## GOAL OF THE EXERCISE
Print the data that follows without changing a single word.

## DATA FOR PROCESSING
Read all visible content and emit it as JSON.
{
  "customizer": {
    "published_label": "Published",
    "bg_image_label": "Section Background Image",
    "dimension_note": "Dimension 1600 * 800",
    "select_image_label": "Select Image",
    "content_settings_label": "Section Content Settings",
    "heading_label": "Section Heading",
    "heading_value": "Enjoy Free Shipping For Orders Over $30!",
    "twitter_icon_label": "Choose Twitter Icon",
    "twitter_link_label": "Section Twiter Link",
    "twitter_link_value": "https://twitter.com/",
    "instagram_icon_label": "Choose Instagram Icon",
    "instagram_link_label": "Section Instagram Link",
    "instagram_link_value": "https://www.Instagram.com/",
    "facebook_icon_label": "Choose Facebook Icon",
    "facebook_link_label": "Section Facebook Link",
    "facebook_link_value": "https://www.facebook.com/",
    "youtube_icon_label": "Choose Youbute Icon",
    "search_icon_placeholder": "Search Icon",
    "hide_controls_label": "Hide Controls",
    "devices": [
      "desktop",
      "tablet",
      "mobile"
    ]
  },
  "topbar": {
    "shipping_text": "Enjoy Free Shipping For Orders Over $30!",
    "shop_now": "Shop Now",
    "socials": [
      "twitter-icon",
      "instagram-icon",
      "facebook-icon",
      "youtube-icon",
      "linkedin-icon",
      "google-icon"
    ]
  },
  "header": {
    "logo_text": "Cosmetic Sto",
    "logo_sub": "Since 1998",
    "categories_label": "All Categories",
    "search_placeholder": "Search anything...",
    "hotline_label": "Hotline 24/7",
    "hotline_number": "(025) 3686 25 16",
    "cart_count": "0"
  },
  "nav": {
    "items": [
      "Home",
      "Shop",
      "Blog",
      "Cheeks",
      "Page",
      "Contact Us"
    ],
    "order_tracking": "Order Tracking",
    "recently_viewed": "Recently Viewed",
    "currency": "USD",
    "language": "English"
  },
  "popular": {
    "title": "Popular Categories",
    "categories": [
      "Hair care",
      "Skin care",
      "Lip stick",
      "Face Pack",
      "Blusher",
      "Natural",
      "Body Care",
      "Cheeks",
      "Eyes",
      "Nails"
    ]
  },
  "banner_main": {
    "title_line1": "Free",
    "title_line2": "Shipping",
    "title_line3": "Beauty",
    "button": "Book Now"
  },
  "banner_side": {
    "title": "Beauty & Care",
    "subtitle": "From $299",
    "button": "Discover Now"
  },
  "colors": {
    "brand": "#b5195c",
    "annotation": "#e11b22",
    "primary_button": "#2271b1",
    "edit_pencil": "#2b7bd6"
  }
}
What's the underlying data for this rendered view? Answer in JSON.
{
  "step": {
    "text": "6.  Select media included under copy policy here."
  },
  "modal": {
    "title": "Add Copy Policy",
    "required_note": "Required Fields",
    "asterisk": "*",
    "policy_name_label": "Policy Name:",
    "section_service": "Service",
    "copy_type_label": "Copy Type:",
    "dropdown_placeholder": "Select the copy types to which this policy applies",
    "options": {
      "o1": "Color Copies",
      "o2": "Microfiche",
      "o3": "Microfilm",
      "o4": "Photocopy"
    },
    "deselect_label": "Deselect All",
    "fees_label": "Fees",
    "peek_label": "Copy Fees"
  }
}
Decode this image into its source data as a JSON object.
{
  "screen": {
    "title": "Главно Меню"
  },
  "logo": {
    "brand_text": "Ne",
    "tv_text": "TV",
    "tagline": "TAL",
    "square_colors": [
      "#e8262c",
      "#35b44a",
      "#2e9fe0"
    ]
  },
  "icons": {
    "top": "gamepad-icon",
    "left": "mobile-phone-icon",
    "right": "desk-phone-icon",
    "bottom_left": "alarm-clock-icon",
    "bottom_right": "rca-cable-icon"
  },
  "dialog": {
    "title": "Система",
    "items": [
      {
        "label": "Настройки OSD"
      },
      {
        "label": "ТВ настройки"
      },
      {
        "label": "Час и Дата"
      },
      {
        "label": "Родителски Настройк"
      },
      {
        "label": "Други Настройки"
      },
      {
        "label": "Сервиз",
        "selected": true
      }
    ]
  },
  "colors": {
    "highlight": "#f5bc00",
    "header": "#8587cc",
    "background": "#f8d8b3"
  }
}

## WRITTEN RESPONSE
Read all visible content and emit it as JSON.
{
  "customizer": {
    "published_label": "Published",
    "bg_image_label": "Section Background Image",
    "dimension_note": "Dimension 1600 * 800",
    "select_image_label": "Select Image",
    "content_settings_label": "Section Content Settings",
    "heading_label": "Section Heading",
    "heading_value": "Enjoy Free Shipping For Orders Over $30!",
    "twitter_icon_label": "Choose Twitter Icon",
    "twitter_link_label": "Section Twiter Link",
    "twitter_link_value": "https://twitter.com/",
    "instagram_icon_label": "Choose Instagram Icon",
    "instagram_link_label": "Section Instagram Link",
    "instagram_link_value": "https://www.Instagram.com/",
    "facebook_icon_label": "Choose Facebook Icon",
    "facebook_link_label": "Section Facebook Link",
    "facebook_link_value": "https://www.facebook.com/",
    "youtube_icon_label": "Choose Youbute Icon",
    "search_icon_placeholder": "Search Icon",
    "hide_controls_label": "Hide Controls",
    "devices": [
      "desktop",
      "tablet",
      "mobile"
    ]
  },
  "topbar": {
    "shipping_text": "Enjoy Free Shipping For Orders Over $30!",
    "shop_now": "Shop Now",
    "socials": [
      "twitter-icon",
      "instagram-icon",
      "facebook-icon",
      "youtube-icon",
      "linkedin-icon",
      "google-icon"
    ]
  },
  "header": {
    "logo_text": "Cosmetic Sto",
    "logo_sub": "Since 1998",
    "categories_label": "All Categories",
    "search_placeholder": "Search anything...",
    "hotline_label": "Hotline 24/7",
    "hotline_number": "(025) 3686 25 16",
    "cart_count": "0"
  },
  "nav": {
    "items": [
      "Home",
      "Shop",
      "Blog",
      "Cheeks",
      "Page",
      "Contact Us"
    ],
    "order_tracking": "Order Tracking",
    "recently_viewed": "Recently Viewed",
    "currency": "USD",
    "language": "English"
  },
  "popular": {
    "title": "Popular Categories",
    "categories": [
      "Hair care",
      "Skin care",
      "Lip stick",
      "Face Pack",
      "Blusher",
      "Natural",
      "Body Care",
      "Cheeks",
      "Eyes",
      "Nails"
    ]
  },
  "banner_main": {
    "title_line1": "Free",
    "title_line2": "Shipping",
    "title_line3": "Beauty",
    "button": "Book Now"
  },
  "banner_side": {
    "title": "Beauty & Care",
    "subtitle": "From $299",
    "button": "Discover Now"
  },
  "colors": {
    "brand": "#b5195c",
    "annotation": "#e11b22",
    "primary_button": "#2271b1",
    "edit_pencil": "#2b7bd6"
  }
}
What's the underlying data for this rendered view? Answer in JSON.
{
  "step": {
    "text": "6.  Select media included under copy policy here."
  },
  "modal": {
    "title": "Add Copy Policy",
    "required_note": "Required Fields",
    "asterisk": "*",
    "policy_name_label": "Policy Name:",
    "section_service": "Service",
    "copy_type_label": "Copy Type:",
    "dropdown_placeholder": "Select the copy types to which this policy applies",
    "options": {
      "o1": "Color Copies",
      "o2": "Microfiche",
      "o3": "Microfilm",
      "o4": "Photocopy"
    },
    "deselect_label": "Deselect All",
    "fees_label": "Fees",
    "peek_label": "Copy Fees"
  }
}
Decode this image into its source data as a JSON object.
{
  "screen": {
    "title": "Главно Меню"
  },
  "logo": {
    "brand_text": "Ne",
    "tv_text": "TV",
    "tagline": "TAL",
    "square_colors": [
      "#e8262c",
      "#35b44a",
      "#2e9fe0"
    ]
  },
  "icons": {
    "top": "gamepad-icon",
    "left": "mobile-phone-icon",
    "right": "desk-phone-icon",
    "bottom_left": "alarm-clock-icon",
    "bottom_right": "rca-cable-icon"
  },
  "dialog": {
    "title": "Система",
    "items": [
      {
        "label": "Настройки OSD"
      },
      {
        "label": "ТВ настройки"
      },
      {
        "label": "Час и Дата"
      },
      {
        "label": "Родителски Настройк"
      },
      {
        "label": "Други Настройки"
      },
      {
        "label": "Сервиз",
        "selected": true
      }
    ]
  },
  "colors": {
    "highlight": "#f5bc00",
    "header": "#8587cc",
    "background": "#f8d8b3"
  }
}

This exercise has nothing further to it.